The A's traded away a lot of star hitters last winter and lost a lot of power from their lineup in the process. They replaced those stars with a bunch of decent-but-nondescript hitters, and it was unclear what the game plan was. Well, here it is: Have good at-bats, be aggressive on the pitch(es) you want but patient on the ones you don't, and only swing when you think you can do some damage (but also don't bartonially miss those chances to do damage by being too passive). If the pitcher gives you nothing, then take the walk, but don't generally have that as your goal. You might not always clear the fences when you swing, but you will make the best contact you can and keep the Conga line going around the bases.

And hey, if Zobrist wants to catch fire, and Lawrie wants to follow suit, and Burns wants to become Ichiro, and Phegley wants to turn into Nelson Cruz, then that doesn't hurt either. But even when those hot streaks fade, the plate discipline will keep the lineup chugging.
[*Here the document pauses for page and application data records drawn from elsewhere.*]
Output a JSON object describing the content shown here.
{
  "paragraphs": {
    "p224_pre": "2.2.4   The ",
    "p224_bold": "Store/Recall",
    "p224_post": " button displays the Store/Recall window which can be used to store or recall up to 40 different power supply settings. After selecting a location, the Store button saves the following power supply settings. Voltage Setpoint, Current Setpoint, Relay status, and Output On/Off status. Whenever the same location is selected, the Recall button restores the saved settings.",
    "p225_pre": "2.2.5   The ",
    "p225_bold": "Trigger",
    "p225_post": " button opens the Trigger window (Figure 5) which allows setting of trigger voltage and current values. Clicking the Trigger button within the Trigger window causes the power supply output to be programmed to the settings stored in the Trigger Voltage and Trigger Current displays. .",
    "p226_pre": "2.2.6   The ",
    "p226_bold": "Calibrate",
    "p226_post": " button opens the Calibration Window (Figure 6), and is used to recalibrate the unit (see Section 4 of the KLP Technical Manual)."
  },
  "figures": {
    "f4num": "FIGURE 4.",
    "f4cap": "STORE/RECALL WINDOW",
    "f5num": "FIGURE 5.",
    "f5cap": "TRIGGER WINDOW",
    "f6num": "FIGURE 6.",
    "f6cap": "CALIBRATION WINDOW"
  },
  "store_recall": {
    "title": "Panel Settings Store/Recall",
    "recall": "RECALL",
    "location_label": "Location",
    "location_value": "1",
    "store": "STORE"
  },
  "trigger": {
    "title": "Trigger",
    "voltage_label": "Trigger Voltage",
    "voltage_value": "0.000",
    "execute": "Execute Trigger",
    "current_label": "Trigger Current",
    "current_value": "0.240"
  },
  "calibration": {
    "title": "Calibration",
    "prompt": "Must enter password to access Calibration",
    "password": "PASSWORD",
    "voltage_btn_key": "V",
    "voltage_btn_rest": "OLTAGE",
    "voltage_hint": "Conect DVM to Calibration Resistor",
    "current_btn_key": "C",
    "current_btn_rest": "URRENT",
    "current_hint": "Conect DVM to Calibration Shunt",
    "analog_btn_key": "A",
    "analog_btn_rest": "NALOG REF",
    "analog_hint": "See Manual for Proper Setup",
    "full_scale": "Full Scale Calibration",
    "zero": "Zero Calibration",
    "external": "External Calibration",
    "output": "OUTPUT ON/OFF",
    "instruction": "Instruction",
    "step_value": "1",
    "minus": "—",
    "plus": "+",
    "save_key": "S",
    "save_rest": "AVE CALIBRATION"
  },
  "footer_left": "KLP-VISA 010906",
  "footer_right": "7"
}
Epilogue: Interestingly, the A's still rank only 14th in BABIP, and aren't anything special in terms of hitting line drives, making hard contact (Hard% on Fangraphs), avoiding soft contact (Soft%), or avoiding infield popups. Does that disprove any theory about them making better contact because of their discipline? Or is it impressive that a lineup full of Sogards and Fulds and Muncies can reach the middle of the pack in those kinds of stats? I don't know the answer, so I'll let you decide that one.